The organization is telling parents to be careful when purchasing particular foods.
A new policy statement from the American Association of Pediatrics is advising parents to avoid certain types of food to prevent children from ingesting potentially harmful chemicals.
The statement, titled “Food Additives and Child Health,” says that parents should limit the number of processed meats, food stored in plastic and canned foods that they purchase—especially if they are parents of younger children.
“More than 10,000 chemicals are allowed to be added to food in the U.S., but the Food and Drug Administration (FDA) is unable to ensure all of those chemicals are safe,” wrote Dr. Leonardo Trasande, the lead author of the policy statement and technical report, in a press release. “Many chemicals are used under a Generally Recognized as Safe (GRAS) designation without FDA approval or notification. They’re designated as safe by company employees or hired consultants.”
Children are particularly susceptible to chemicals, explained Dr. Trasande, because of how much they eat relative to their body weight and because their bodies are still developing.

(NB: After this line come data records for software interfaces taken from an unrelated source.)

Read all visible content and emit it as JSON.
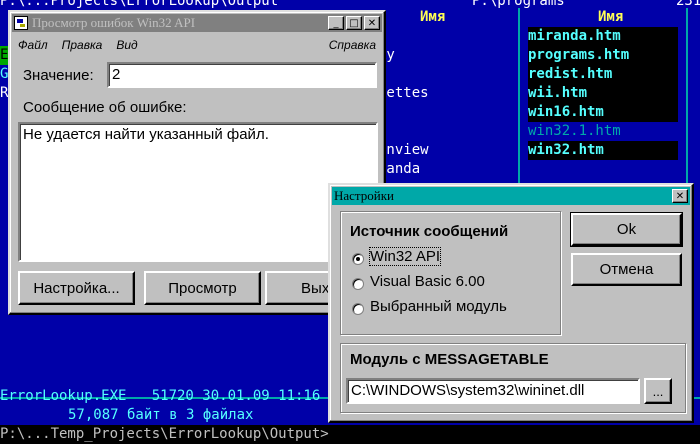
{
  "background": {
    "top_left_fragment": "P:\\...Projects\\ErrorLookup\\Output",
    "top_mid_fragment": "P:\\programs",
    "top_right_fragment": "231",
    "name_header_left": "Имя",
    "name_header_right": "Имя",
    "left_column_items": [
      "ky",
      "a",
      "kettes",
      "",
      "",
      "anview",
      "randa",
      "s"
    ],
    "right_column_items": [
      "miranda.htm",
      "programs.htm",
      "redist.htm",
      "wii.htm",
      "win16.htm",
      "win32.1.htm",
      "win32.htm"
    ],
    "status_line": "ErrorLookup.EXE   51720 30.01.09 11:16",
    "summary_line": "57,087 байт в 3 файлах",
    "command_line": "P:\\...Temp_Projects\\ErrorLookup\\Output>",
    "left_edge_fragments": [
      "E",
      "Gr",
      "Rr"
    ]
  },
  "main_window": {
    "title": "Просмотр ошибок Win32 API",
    "menu": [
      "Файл",
      "Правка",
      "Вид"
    ],
    "menu_help": "Справка",
    "value_label": "Значение:",
    "value": "2",
    "message_label": "Сообщение об ошибке:",
    "message_text": "Не удается найти указанный файл.",
    "buttons": {
      "settings": "Настройка...",
      "view": "Просмотр",
      "exit": "Выход"
    }
  },
  "settings_dialog": {
    "title": "Настройки",
    "source_group_label": "Источник сообщений",
    "options": [
      "Win32 API",
      "Visual Basic 6.00",
      "Выбранный модуль"
    ],
    "selected_option": "Win32 API",
    "ok_label": "Ok",
    "cancel_label": "Отмена",
    "module_group_label": "Модуль с MESSAGETABLE",
    "module_path": "C:\\WINDOWS\\system32\\wininet.dll",
    "browse_label": "..."
  }
}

Some of the chemicals that the AAP is concerned about include bisphenols, which are found in plastic containers and aluminum cans and have been linked to obesity and ADHD, and nitrates, which have been linked to types of cancer.
The AAP recommends parents follow these guidelines to avoid foods with dangerous chemicals:
Opt for fresh or frozen fruit and vegetables.
Don't microwave foods and beverages (including breast milk or formula) in plastic containers.
Don't wash plastic containers in the dishwasher.
Choose non-plastic containers (like stainless steel or glass) when possible.
Look at a plastic product’s recycling code (at the bottom) and avoid those with codes three, six or seven. Unless the product is labeled as being biobased or greenware.
Wash hands before handling food or beverages.
Wash all fruit and vegetables that can’t be pealed.
If you don't frequently follow the practices above, the AAP says you should change your habits, but there is no need to panic.
"Try to incorporate this guidance going forward when possible," said Rachel Shaffer, an author of the statement, in an interview with Parents. "But we don't want to cause stress or alarm."
The AAP also released guidelines for policy-makers urging them to change existing laws and help keep any harmful chemicals out of food.
"The burden should not fall on families," said Shaffer. "Policy needs to change to ensure that food is safe."
Written by Joseph Barberio legally licensed through the Matcha publisher network.
Featured image provided by David Veksler